Outraged by a report of soldiers being forced to repay enlistment bonuses, U.S. Reps. Mike Coffman (R-CO), Jeff Denham (R-CA) and Michael McCaul (R-TX) called for action to avert the claw backs.
Thousands of soldiers who were paid bonuses of $15,000 or more to enlist or reenlist in the California National Guard at the height of the wars in Iraq and Afghanistan have been ordered to repay their bonuses, the Los Angeles Times reports.
Coffman, a veteran of the war in Iraq and a member of the House Armed Services Subcommittee on Military Personnel, called on the Department of Defense (DoD) and the National Guard Bureau (NGB) to determine if they have legal authority to waive regulations requiring repayment of the bonuses.
“Not only did soldiers accept these reenlistment bonuses in good faith, but these soldiers fulfilled their end of the bargain by serving our country in a time of war,” Coffman said. “I understand that in California many aspects of this program were mismanaged. Those who mismanaged the program unquestionably deserve punishment for their failures, but not the soldiers who, through no fault of their own, accepted these incentives. This is not how the government should treat the soldiers who risked their lives to fight for our country.”
A review found that a lack of oversight led to widespread mismanagement of enlistment bonuses and thousands of bonuses being fraudulently from 2005-2008, according to the Los Angeles Times.

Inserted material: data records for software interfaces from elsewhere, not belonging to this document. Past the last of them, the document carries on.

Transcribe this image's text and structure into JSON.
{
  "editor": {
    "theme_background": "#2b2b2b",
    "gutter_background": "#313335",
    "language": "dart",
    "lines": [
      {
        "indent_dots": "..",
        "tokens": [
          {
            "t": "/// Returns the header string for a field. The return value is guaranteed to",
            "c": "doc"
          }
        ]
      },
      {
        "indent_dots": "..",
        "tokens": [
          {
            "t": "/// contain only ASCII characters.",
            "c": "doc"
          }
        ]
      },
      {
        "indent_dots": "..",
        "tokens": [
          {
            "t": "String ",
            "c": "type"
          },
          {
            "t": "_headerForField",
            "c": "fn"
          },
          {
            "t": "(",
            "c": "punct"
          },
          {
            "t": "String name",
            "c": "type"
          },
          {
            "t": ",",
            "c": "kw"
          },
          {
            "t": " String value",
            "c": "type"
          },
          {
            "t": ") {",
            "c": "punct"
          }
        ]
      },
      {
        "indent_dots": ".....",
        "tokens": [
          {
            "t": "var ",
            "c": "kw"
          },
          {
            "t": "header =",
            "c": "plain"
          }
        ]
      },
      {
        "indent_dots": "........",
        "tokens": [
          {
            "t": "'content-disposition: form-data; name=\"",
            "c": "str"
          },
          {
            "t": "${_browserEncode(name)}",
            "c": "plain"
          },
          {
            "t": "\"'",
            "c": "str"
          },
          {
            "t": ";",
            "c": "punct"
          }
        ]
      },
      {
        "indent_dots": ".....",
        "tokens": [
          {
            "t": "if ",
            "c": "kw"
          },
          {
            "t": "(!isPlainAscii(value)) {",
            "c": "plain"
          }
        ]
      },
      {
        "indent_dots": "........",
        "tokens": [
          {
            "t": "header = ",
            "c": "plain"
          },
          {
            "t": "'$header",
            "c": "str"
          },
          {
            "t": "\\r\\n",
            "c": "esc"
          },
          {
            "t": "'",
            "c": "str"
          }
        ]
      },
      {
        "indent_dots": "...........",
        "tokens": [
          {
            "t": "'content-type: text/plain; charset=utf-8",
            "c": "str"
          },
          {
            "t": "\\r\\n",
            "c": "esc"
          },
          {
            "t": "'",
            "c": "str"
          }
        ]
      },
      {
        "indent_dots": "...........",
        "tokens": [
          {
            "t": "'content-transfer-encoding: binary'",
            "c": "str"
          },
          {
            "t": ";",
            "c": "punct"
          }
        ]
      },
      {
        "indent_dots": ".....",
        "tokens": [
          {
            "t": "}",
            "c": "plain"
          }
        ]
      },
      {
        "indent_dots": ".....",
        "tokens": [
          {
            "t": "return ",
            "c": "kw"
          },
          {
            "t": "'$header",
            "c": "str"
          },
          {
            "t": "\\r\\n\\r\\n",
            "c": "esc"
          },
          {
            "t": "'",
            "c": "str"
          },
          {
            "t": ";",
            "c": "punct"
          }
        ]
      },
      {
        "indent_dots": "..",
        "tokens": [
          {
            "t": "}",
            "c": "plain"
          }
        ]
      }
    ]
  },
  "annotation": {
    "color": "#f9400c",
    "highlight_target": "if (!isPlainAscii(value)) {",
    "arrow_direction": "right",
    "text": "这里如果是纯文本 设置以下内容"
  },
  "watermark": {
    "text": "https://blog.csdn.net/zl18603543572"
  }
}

“I call on the DoD and the NGB to immediately review the law and see if they have the legal authority to waive repayment and to refund the monies already collected from these soldiers if they do,” Coffman said. “If congressional action is required, I will initiate legislation to provide the necessary waiver authority. These soldiers kept faith with us and now we need to keep faith with them.”
Coffman also supported a provision of the fiscal year 2017 National Defense Authorization Act that would establish a 10-year statute of limitations on recollecting bonus payments.
Those responsible for fraud should be held accountable, Denham added, but not soldiers who enlisted and served their country.
“As a veteran, I find it outrageous that the DoD would demand repayment for serving our country in the armed forces,” Denham said. “While those responsible for illegal actions should be held accountable, these brave men and women earned those enlistment bonuses, and to demand them back at this juncture is a slap at patriotism.”
McCaul, the chairman of the House Homeland Security Committee, said he was appalled by reports of soldiers being “swindled” out of their retention and signing bonuses.
“I will look at all legislative options to ensure soldiers who have protected our homeland in times of war do not have to bear the financial burden of repaying bonuses promised to them more than a decade earlier,” McCaul said.